politics and policy in career and career guidance

Today I’m back at the University of Derby teaching on the MA in Careers Education and Coaching. I’m going to be talking about politics and policy and trying to get the students to think about how these things interact with individuals’ careers and the practice of career guidance.

This is what I thought that I’d do…

Politics and policy in career and career guidance


Redefining career guidance #BERA2017


Today I’m participating in a symposium at #BERA2017. In it I’m going to be discussing the terminology that we use when talking about career and career guidance. I’m going to argue that seeking alternative terminology is not helpful as it leads us into an endless round of renaming things but doesn’t really address the concerns that people have with concepts like career and career guidance. Instead we need to spend more time on defining what we mean and using the discussion of definitions as a way to expand people’s conceptual understanding and career thinking.

This is what I thought I would cover.

Redefining career guidance

Global, European and UK career guidance policy


Today I’m heading back up to the University of Derby to deliver a session on the MA in Careers Education and Coaching. In this session I’m going to try and get students to think about the policy, politics, legislation and regulation that sit around and various constrain and enable career guidance.

This is what I’m planning to cover…

Career guidance policy presentation for the MA

Michelle Obama honours the 2017 school counsellor of the year

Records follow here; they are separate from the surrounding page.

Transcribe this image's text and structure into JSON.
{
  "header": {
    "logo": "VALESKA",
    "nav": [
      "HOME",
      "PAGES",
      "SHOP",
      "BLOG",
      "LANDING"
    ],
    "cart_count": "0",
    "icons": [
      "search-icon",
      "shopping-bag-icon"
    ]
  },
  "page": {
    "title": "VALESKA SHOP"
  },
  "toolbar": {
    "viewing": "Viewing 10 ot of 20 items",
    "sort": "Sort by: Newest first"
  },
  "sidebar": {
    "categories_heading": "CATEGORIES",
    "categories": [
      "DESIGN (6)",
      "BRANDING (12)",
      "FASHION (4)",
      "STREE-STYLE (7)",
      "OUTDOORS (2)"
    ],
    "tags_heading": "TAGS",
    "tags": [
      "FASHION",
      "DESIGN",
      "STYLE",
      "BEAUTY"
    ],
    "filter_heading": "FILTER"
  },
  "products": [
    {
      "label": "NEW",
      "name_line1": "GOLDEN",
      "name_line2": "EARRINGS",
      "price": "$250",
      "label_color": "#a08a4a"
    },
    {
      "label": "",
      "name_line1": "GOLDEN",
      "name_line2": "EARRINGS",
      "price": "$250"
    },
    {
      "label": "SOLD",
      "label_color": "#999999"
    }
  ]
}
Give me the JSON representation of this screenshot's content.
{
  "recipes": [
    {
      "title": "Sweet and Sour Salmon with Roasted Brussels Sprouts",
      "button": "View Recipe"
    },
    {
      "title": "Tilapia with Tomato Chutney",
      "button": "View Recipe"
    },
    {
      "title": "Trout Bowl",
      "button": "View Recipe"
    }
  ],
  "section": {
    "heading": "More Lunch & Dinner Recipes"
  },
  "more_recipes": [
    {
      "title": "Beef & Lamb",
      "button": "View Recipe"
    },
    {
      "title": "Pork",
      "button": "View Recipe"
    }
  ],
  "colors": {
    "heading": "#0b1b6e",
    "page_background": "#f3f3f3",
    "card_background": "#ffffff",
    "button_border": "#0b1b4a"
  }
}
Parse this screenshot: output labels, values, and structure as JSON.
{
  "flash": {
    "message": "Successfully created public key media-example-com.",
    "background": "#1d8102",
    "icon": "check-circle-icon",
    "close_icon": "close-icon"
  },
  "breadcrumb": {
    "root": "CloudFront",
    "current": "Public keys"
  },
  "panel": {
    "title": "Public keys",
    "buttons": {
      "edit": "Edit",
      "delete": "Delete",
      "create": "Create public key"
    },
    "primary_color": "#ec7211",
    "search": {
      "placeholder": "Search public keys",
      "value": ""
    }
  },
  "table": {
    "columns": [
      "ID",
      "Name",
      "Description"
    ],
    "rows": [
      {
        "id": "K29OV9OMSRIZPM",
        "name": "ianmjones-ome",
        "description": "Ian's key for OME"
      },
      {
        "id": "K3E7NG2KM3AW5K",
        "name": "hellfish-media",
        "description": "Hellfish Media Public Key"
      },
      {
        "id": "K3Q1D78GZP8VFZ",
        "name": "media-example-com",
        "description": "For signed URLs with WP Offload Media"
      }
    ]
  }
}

Thank you to Wendy Hirsh for alerting me to this speech. It is well worth people who are interested in careers and politics watching.

In her final speech as First Lady speaks about the contribution that school counsellors make to young people and to the nation. Her interest in guidance counselling has been bound up with the Reach Higher initiative which has sought to increase the level of college educated young people in America.

What is most impressive about this speech is the way in which it draws together a vision for progressive America with a commitment to education and views guidance counsellors as key enablers of this.

The only thing worth fighting for is the future

Last week I gave a lecture at the Centre for Vocational and Educational Policy at the University of Melbourne. The lecture examined the interface between career guidance, public policy and politics. It particularly argued that we need to refocus our thinking about career guidance around a social justice agenda.

The presentation is now available to view in full.

The only think worth fighting for is the future: Rethinking career guidance as an instrument for social justice

Like making sausages

Like making sausages

Today I’m giving a presentation to the Aimhigher West Midlands conference at Aston University.

I’ve been asked to talk about careers policy and have called my presentation.

Like making sausage… Insights from the careers policy front-line and what it all means for practice

In the presentation I hope to talk about where I think that careers policy is going at the moment and the current massive confusion that has been caused in all policy making by the Brexit vote. Hopefully I will be able to balance my current optimism about careers policy with my pessimism about the confusion of the wider political situation.

Oh and I’ve got quite a few pictures of sausages being made.


We finally really did it … You Maniacs! You blew it up! Ah, damn you! God damn you all to hell!


Early evening coverage of Brexit seemed to suggest that we might be remaining in Europe. But, by the time that I went to sleep the results were starting to come in and it all looked pretty leavey.

This morning it seems to be a done deal. At 6.30 it looked like this and my guess is that Leaves lead might open up a bit more before we’re done.


I wrote about Brexit the other day. I’m generally a pessimist about politics after years of defeats – but I still found it difficult to believe that we were actually going to throw ourselves over this particular cliff. It seems I was wrong. There will be much more to say about this.

At the moment I just feel


I’ll have more to say over the next few days as I think more about this.

The analysis that has emerged so far seems to  say that it was older, poorer, whiter, Englisher and less educated Britain that voted for this. Why they have done that is not entirely clear to me. For some it seems to be a rebellion against a political system that has failed them. For others it is racism and fear of immigration. To me this seems to be poorly thought out and poorly made protest. The EU is far from perfect but it is difficult to view it as the main thing that is wrong with Britain.

So what happens next. I’d appreciate others thoughts. My initial reaction would be that the following things are likely.

  • A new Prime Minister
  • The collapse of the current Government’s programme as all policy making gets swept aside by Brexit.
  • A short term economic slump.
  • A long term economic decline.
  • A new referendum in Scotland to leave the UK and remain in Europe.
  • The loss of loads of EU funding that has to supported social and cultural programmes in Britain.
  • A lot of gloomy liberal and cosmopolitan people shaking their heads and wondering whether it all went wrong.

Am I being alarmist? Tell me I am.

It is a dark day folks!